EXERCISE REQUIREMENTS: Omitting all images, output the entries that follow exactly as written.

[[ MATERIAL FOR THE TASK, beginning ]]

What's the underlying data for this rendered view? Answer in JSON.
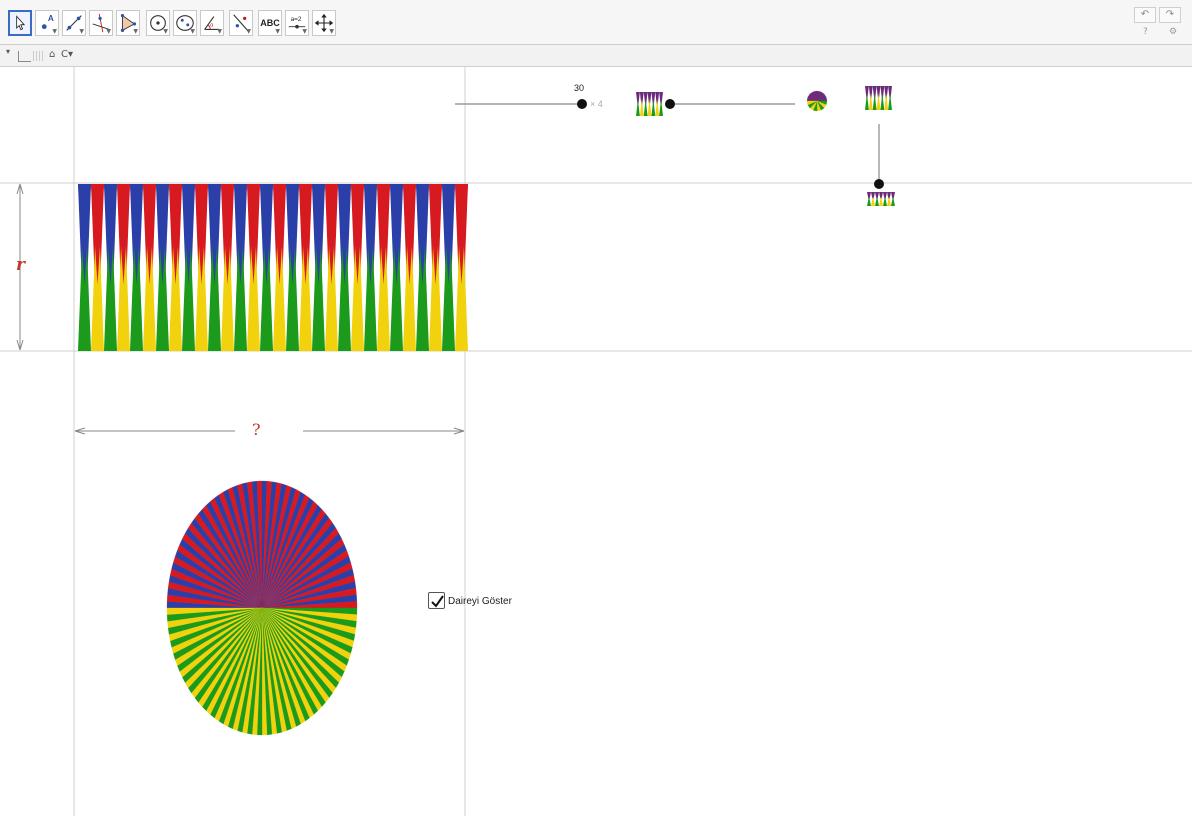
{
  "toolbar": {
    "tools": [
      {
        "name": "move-tool-icon",
        "active": true
      },
      {
        "name": "point-tool-icon"
      },
      {
        "name": "line-tool-icon"
      },
      {
        "name": "perpendicular-tool-icon"
      },
      {
        "name": "polygon-tool-icon"
      },
      {
        "name": "circle-tool-icon"
      },
      {
        "name": "ellipse-tool-icon"
      },
      {
        "name": "angle-tool-icon"
      },
      {
        "name": "reflect-tool-icon"
      },
      {
        "name": "text-tool-icon",
        "label": "ABC"
      },
      {
        "name": "slider-tool-icon",
        "label": "a=2"
      },
      {
        "name": "move-view-tool-icon"
      }
    ],
    "undo_icon": "undo-icon",
    "redo_icon": "redo-icon",
    "undo_glyph": "↶",
    "redo_glyph": "↷",
    "help_glyph": "?",
    "settings_glyph": "⚙"
  },
  "subbar": {
    "caret": "▾",
    "home_glyph": "⌂",
    "zoom_glyph": "C▾"
  },
  "graphics": {
    "slider_n": {
      "value": "30",
      "suffix": "× 4"
    },
    "radius_label": "r",
    "width_label": "?",
    "show_circle": {
      "checked": true,
      "label": "Daireyi Göster"
    },
    "sectors": 120
  },
  "colors": {
    "blue": "#2a3fa8",
    "red": "#d71920",
    "yellow": "#f2d20c",
    "green": "#1b9a1b",
    "purple": "#6b2a7a",
    "label_red": "#c0392b",
    "guide": "#cfcfcf"
  }
}
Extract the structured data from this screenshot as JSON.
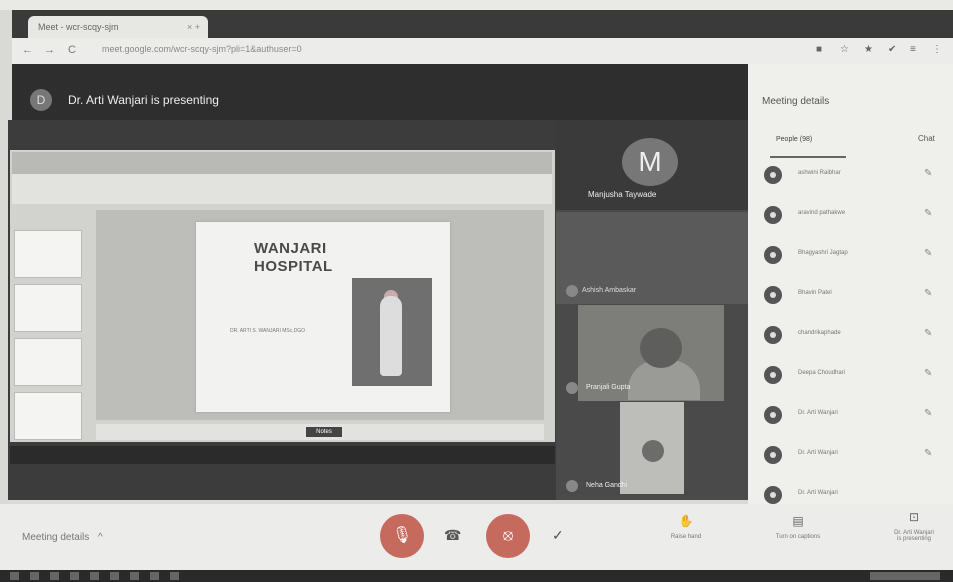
{
  "browser": {
    "tab_title": "Meet - wcr-scqy-sjm",
    "tab_close": "× +",
    "url": "meet.google.com/wcr-scqy-sjm?pli=1&authuser=0",
    "nav": [
      "←",
      "→",
      "C"
    ],
    "extensions": [
      "■",
      "☆",
      "★",
      "✔",
      "≡",
      "⋮"
    ]
  },
  "meeting": {
    "presenter_initial": "D",
    "presenting_text": "Dr. Arti Wanjari is presenting"
  },
  "slide": {
    "title_line1": "WANJARI",
    "title_line2": "HOSPITAL",
    "subtitle": "DR. ARTI S. WANJARI MSc,DGO",
    "status_button": "Notes"
  },
  "tiles": {
    "m_initial": "M",
    "m_name": "Manjusha Taywade",
    "tile2_name": "Ashish Ambaskar",
    "tile3_name": "Pranjali Gupta",
    "tile4_name": "Neha Gandhi"
  },
  "panel": {
    "title": "Meeting details",
    "people_tab": "People (98)",
    "chat_tab": "Chat",
    "people": [
      {
        "name": "ashwini Raibhar"
      },
      {
        "name": "aravind pathakwe"
      },
      {
        "name": "Bhagyashri Jagtap"
      },
      {
        "name": "Bhavin Patel"
      },
      {
        "name": "chandrikaphade"
      },
      {
        "name": "Deepa Choudhari"
      },
      {
        "name": "Dr. Arti Wanjari"
      },
      {
        "name": "Dr. Arti Wanjari"
      },
      {
        "name": "Dr. Arti Wanjari"
      }
    ]
  },
  "controls": {
    "meeting_details": "Meeting details",
    "caret": "^",
    "mic_icon": "🎙",
    "cam_icon": "⦻",
    "hangup_icon": "☎",
    "check_icon": "✓",
    "raise_hand": "Raise hand",
    "captions": "Turn on captions",
    "presenting_line1": "Dr. Arti Wanjari",
    "presenting_line2": "is presenting"
  },
  "colors": {
    "control_red": "#c66a5e",
    "meet_dark": "#2e2e2e"
  }
}
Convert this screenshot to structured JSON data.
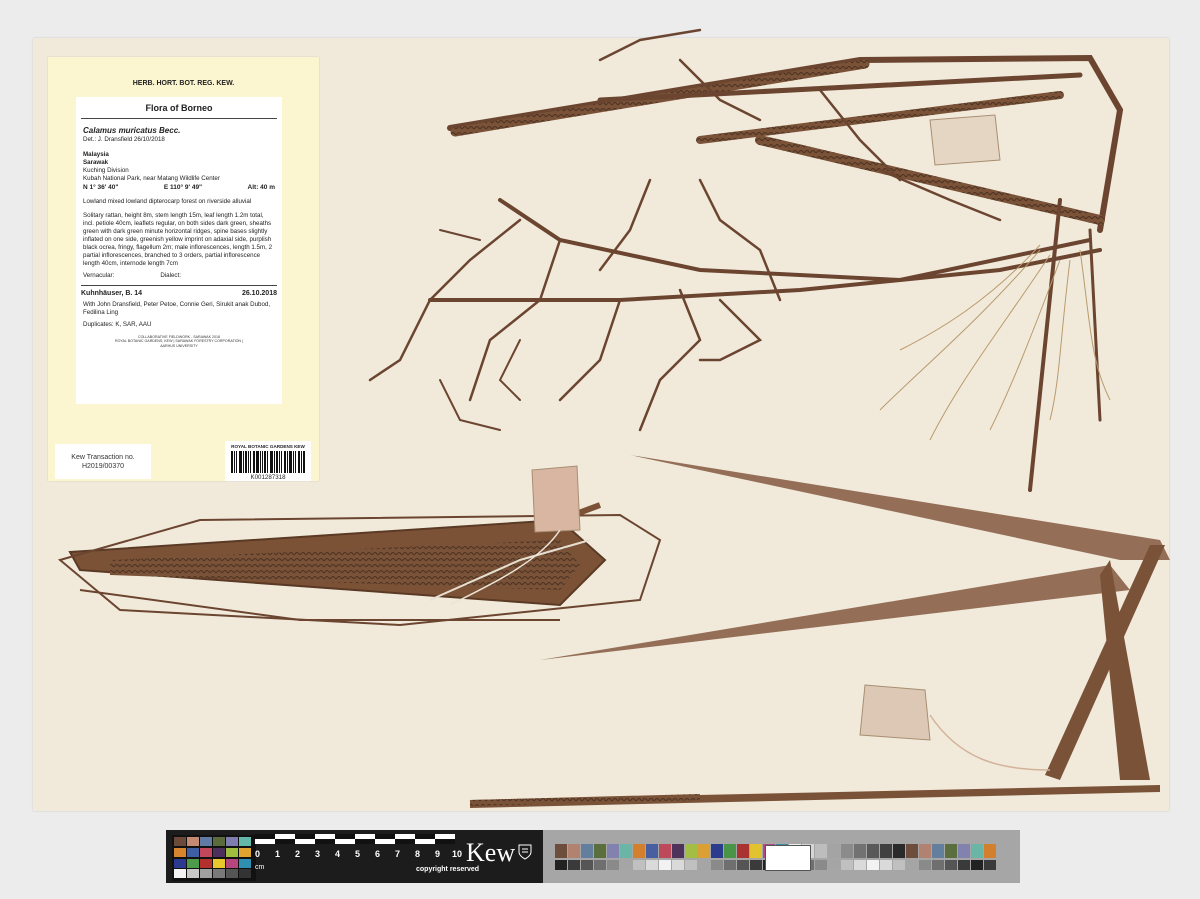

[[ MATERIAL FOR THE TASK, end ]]

SOLUTION FOR THIS TASK:
What's the underlying data for this rendered view? Answer in JSON.
{
  "toolbar": {
    "tools": [
      {
        "name": "move-tool-icon",
        "active": true
      },
      {
        "name": "point-tool-icon"
      },
      {
        "name": "line-tool-icon"
      },
      {
        "name": "perpendicular-tool-icon"
      },
      {
        "name": "polygon-tool-icon"
      },
      {
        "name": "circle-tool-icon"
      },
      {
        "name": "ellipse-tool-icon"
      },
      {
        "name": "angle-tool-icon"
      },
      {
        "name": "reflect-tool-icon"
      },
      {
        "name": "text-tool-icon",
        "label": "ABC"
      },
      {
        "name": "slider-tool-icon",
        "label": "a=2"
      },
      {
        "name": "move-view-tool-icon"
      }
    ],
    "undo_icon": "undo-icon",
    "redo_icon": "redo-icon",
    "undo_glyph": "↶",
    "redo_glyph": "↷",
    "help_glyph": "?",
    "settings_glyph": "⚙"
  },
  "subbar": {
    "caret": "▾",
    "home_glyph": "⌂",
    "zoom_glyph": "C▾"
  },
  "graphics": {
    "slider_n": {
      "value": "30",
      "suffix": "× 4"
    },
    "radius_label": "r",
    "width_label": "?",
    "show_circle": {
      "checked": true,
      "label": "Daireyi Göster"
    },
    "sectors": 120
  },
  "colors": {
    "blue": "#2a3fa8",
    "red": "#d71920",
    "yellow": "#f2d20c",
    "green": "#1b9a1b",
    "purple": "#6b2a7a",
    "label_red": "#c0392b",
    "guide": "#cfcfcf"
  }
}
Extract the structured data from this screenshot as JSON.
{
  "browser": {
    "tab_title": "Meet - wcr-scqy-sjm",
    "tab_close": "× +",
    "url": "meet.google.com/wcr-scqy-sjm?pli=1&authuser=0",
    "nav": [
      "←",
      "→",
      "C"
    ],
    "extensions": [
      "■",
      "☆",
      "★",
      "✔",
      "≡",
      "⋮"
    ]
  },
  "meeting": {
    "presenter_initial": "D",
    "presenting_text": "Dr. Arti Wanjari is presenting"
  },
  "slide": {
    "title_line1": "WANJARI",
    "title_line2": "HOSPITAL",
    "subtitle": "DR. ARTI S. WANJARI MSc,DGO",
    "status_button": "Notes"
  },
  "tiles": {
    "m_initial": "M",
    "m_name": "Manjusha Taywade",
    "tile2_name": "Ashish Ambaskar",
    "tile3_name": "Pranjali Gupta",
    "tile4_name": "Neha Gandhi"
  },
  "panel": {
    "title": "Meeting details",
    "people_tab": "People (98)",
    "chat_tab": "Chat",
    "people": [
      {
        "name": "ashwini Raibhar"
      },
      {
        "name": "aravind pathakwe"
      },
      {
        "name": "Bhagyashri Jagtap"
      },
      {
        "name": "Bhavin Patel"
      },
      {
        "name": "chandrikaphade"
      },
      {
        "name": "Deepa Choudhari"
      },
      {
        "name": "Dr. Arti Wanjari"
      },
      {
        "name": "Dr. Arti Wanjari"
      },
      {
        "name": "Dr. Arti Wanjari"
      }
    ]
  },
  "controls": {
    "meeting_details": "Meeting details",
    "caret": "^",
    "mic_icon": "🎙",
    "cam_icon": "⦻",
    "hangup_icon": "☎",
    "check_icon": "✓",
    "raise_hand": "Raise hand",
    "captions": "Turn on captions",
    "presenting_line1": "Dr. Arti Wanjari",
    "presenting_line2": "is presenting"
  },
  "colors": {
    "control_red": "#c66a5e",
    "meet_dark": "#2e2e2e"
  }
}
Convert this screenshot to structured JSON data.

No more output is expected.